TASK OBJECTIVE
Reproduce the listing word for word, leaving every picture behind.

SOURCE MATERIAL
-------

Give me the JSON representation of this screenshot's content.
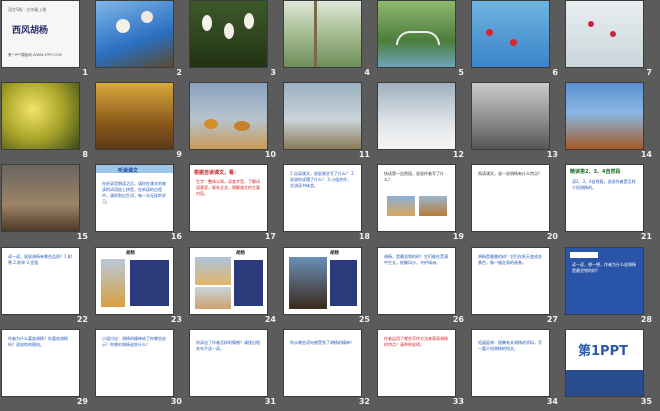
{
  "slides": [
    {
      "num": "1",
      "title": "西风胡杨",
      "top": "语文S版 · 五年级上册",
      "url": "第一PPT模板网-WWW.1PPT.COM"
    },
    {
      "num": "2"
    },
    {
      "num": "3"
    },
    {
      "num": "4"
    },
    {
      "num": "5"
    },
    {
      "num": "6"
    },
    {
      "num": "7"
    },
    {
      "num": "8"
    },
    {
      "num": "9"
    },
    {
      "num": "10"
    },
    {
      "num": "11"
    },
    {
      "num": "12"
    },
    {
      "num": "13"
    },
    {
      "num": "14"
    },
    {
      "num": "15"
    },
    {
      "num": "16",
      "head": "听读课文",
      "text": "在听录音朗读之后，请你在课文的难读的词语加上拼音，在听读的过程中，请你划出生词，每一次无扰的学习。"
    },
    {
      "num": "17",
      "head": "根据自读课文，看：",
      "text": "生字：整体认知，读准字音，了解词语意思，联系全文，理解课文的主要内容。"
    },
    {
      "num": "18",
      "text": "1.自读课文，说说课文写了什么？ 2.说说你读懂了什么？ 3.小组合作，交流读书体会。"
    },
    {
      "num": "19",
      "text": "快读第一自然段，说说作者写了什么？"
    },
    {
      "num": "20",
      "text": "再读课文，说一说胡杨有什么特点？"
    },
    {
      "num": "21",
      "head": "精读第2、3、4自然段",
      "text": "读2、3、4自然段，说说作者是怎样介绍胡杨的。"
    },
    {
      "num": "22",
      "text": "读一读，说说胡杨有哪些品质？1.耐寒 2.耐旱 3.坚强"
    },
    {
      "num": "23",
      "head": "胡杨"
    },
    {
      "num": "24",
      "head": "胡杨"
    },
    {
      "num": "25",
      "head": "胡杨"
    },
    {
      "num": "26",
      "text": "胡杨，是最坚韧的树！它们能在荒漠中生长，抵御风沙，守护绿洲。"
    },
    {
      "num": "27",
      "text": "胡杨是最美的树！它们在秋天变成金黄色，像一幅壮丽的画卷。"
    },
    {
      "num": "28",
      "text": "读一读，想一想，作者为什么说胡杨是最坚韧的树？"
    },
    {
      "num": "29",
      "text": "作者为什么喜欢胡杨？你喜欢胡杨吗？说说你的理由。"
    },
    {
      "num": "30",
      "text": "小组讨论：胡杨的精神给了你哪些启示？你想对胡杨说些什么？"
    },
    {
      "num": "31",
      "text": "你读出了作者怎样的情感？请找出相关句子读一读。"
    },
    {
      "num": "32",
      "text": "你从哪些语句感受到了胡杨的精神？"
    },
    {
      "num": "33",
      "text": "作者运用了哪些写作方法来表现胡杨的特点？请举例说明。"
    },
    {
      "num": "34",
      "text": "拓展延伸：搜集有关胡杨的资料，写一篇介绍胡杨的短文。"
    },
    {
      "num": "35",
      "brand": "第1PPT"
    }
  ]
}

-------

ANSWER FOR THE TASK
Give me the JSON representation of this screenshot's content.
{
  "slides": [
    {
      "num": "1",
      "title": "西风胡杨",
      "top": "语文S版 · 五年级上册",
      "url": "第一PPT模板网-WWW.1PPT.COM"
    },
    {
      "num": "2"
    },
    {
      "num": "3"
    },
    {
      "num": "4"
    },
    {
      "num": "5"
    },
    {
      "num": "6"
    },
    {
      "num": "7"
    },
    {
      "num": "8"
    },
    {
      "num": "9"
    },
    {
      "num": "10"
    },
    {
      "num": "11"
    },
    {
      "num": "12"
    },
    {
      "num": "13"
    },
    {
      "num": "14"
    },
    {
      "num": "15"
    },
    {
      "num": "16",
      "head": "听读课文",
      "text": "在听录音朗读之后，请你在课文的难读的词语加上拼音，在听读的过程中，请你划出生词，每一次无扰的学习。"
    },
    {
      "num": "17",
      "head": "根据自读课文，看：",
      "text": "生字：整体认知，读准字音，了解词语意思，联系全文，理解课文的主要内容。"
    },
    {
      "num": "18",
      "text": "1.自读课文，说说课文写了什么？ 2.说说你读懂了什么？ 3.小组合作，交流读书体会。"
    },
    {
      "num": "19",
      "text": "快读第一自然段，说说作者写了什么？"
    },
    {
      "num": "20",
      "text": "再读课文，说一说胡杨有什么特点？"
    },
    {
      "num": "21",
      "head": "精读第2、3、4自然段",
      "text": "读2、3、4自然段，说说作者是怎样介绍胡杨的。"
    },
    {
      "num": "22",
      "text": "读一读，说说胡杨有哪些品质？1.耐寒 2.耐旱 3.坚强"
    },
    {
      "num": "23",
      "head": "胡杨"
    },
    {
      "num": "24",
      "head": "胡杨"
    },
    {
      "num": "25",
      "head": "胡杨"
    },
    {
      "num": "26",
      "text": "胡杨，是最坚韧的树！它们能在荒漠中生长，抵御风沙，守护绿洲。"
    },
    {
      "num": "27",
      "text": "胡杨是最美的树！它们在秋天变成金黄色，像一幅壮丽的画卷。"
    },
    {
      "num": "28",
      "text": "读一读，想一想，作者为什么说胡杨是最坚韧的树？"
    },
    {
      "num": "29",
      "text": "作者为什么喜欢胡杨？你喜欢胡杨吗？说说你的理由。"
    },
    {
      "num": "30",
      "text": "小组讨论：胡杨的精神给了你哪些启示？你想对胡杨说些什么？"
    },
    {
      "num": "31",
      "text": "你读出了作者怎样的情感？请找出相关句子读一读。"
    },
    {
      "num": "32",
      "text": "你从哪些语句感受到了胡杨的精神？"
    },
    {
      "num": "33",
      "text": "作者运用了哪些写作方法来表现胡杨的特点？请举例说明。"
    },
    {
      "num": "34",
      "text": "拓展延伸：搜集有关胡杨的资料，写一篇介绍胡杨的短文。"
    },
    {
      "num": "35",
      "brand": "第1PPT"
    }
  ]
}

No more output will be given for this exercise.